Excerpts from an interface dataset
_ _ _ _ _

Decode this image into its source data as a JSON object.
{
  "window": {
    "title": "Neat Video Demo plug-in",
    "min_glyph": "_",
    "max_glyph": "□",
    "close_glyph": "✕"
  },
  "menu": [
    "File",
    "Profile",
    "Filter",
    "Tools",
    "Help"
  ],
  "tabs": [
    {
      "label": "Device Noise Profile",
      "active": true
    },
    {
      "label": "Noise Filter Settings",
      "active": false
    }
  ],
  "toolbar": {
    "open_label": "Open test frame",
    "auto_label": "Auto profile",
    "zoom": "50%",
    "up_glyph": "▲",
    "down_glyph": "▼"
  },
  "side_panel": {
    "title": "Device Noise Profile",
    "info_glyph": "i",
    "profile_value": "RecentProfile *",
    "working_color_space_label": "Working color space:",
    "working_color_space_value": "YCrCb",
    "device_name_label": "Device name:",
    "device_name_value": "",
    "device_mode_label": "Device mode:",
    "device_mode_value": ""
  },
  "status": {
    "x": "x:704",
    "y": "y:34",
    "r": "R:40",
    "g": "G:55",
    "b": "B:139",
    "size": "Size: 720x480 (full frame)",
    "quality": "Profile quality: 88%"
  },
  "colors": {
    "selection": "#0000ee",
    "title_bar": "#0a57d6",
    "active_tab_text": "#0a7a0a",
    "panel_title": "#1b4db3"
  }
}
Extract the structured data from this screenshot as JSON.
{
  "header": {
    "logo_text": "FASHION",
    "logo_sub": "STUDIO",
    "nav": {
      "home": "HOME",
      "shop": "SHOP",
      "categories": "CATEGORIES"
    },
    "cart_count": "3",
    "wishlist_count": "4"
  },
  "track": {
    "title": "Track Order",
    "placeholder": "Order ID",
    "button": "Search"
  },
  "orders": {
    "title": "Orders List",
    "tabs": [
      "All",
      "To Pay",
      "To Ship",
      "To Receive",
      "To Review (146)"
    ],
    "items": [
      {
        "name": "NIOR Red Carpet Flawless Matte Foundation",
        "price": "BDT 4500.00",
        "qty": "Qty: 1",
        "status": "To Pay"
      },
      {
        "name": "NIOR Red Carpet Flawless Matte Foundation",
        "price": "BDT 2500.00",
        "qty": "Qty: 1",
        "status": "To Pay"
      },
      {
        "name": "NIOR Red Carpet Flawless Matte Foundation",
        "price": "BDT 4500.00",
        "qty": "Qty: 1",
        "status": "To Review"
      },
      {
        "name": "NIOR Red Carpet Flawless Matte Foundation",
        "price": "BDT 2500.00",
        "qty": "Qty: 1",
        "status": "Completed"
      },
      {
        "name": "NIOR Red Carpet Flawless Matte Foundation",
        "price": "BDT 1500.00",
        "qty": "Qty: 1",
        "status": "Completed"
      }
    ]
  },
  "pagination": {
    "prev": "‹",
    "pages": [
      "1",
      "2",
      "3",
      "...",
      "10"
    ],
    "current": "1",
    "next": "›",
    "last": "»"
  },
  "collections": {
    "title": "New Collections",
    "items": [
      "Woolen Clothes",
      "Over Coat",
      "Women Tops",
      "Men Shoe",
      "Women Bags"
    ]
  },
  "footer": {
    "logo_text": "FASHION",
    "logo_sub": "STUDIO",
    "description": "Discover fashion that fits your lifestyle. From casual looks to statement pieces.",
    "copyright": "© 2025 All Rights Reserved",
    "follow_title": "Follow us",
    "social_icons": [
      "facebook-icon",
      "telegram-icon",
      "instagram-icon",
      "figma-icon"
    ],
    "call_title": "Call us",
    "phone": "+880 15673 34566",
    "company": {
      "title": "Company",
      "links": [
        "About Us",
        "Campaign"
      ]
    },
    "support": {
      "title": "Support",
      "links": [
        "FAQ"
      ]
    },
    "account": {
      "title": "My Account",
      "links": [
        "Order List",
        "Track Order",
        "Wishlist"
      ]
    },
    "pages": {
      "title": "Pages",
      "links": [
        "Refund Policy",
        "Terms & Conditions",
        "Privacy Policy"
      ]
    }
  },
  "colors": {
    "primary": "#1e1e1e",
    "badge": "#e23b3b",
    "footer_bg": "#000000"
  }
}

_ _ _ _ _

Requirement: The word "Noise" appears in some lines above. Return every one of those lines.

Answer box:
      "label": "Device Noise Profile",
      "label": "Noise Filter Settings",
    "title": "Device Noise Profile",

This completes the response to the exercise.